▶ YOUR ASSIGNMENT: Lift out each line of the data that holds "default".

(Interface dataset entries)
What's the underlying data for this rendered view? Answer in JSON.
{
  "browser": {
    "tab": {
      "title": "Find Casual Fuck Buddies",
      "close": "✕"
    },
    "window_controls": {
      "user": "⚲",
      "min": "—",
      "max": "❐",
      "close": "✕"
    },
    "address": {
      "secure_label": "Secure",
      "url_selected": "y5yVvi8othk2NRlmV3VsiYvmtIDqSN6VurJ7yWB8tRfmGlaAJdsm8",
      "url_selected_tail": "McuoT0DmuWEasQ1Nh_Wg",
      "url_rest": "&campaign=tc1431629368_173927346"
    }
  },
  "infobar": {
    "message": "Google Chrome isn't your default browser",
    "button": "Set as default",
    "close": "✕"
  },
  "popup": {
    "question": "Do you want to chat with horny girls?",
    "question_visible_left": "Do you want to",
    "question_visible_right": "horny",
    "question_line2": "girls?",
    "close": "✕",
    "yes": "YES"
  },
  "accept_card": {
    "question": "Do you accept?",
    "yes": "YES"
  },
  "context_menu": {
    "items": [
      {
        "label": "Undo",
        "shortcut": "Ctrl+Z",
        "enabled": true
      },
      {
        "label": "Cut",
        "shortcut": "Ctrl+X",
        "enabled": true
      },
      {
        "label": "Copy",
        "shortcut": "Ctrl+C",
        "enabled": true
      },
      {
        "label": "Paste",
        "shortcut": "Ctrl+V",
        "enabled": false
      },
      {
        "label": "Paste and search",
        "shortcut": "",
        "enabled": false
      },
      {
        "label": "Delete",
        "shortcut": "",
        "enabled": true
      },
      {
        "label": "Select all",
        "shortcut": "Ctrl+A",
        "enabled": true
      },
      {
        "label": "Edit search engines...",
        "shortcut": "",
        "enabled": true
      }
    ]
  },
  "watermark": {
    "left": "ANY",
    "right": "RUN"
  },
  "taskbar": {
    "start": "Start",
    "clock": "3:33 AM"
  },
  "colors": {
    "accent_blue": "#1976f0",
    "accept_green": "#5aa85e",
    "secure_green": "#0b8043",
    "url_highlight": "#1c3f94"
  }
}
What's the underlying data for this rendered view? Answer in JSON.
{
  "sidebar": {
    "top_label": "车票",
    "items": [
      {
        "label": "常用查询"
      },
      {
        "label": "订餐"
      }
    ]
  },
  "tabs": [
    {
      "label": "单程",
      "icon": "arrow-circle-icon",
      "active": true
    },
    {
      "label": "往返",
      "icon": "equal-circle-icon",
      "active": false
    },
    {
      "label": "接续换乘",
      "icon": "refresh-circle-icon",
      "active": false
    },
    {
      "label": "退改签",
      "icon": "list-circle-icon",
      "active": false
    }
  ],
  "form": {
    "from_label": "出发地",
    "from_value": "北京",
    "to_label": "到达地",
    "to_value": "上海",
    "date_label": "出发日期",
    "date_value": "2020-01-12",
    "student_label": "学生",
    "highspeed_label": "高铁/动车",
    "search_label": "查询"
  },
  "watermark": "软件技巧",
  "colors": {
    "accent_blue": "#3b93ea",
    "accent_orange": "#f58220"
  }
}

▶ EXERCISE RESULT:
    "message": "Google Chrome isn't your default browser",
    "button": "Set as default",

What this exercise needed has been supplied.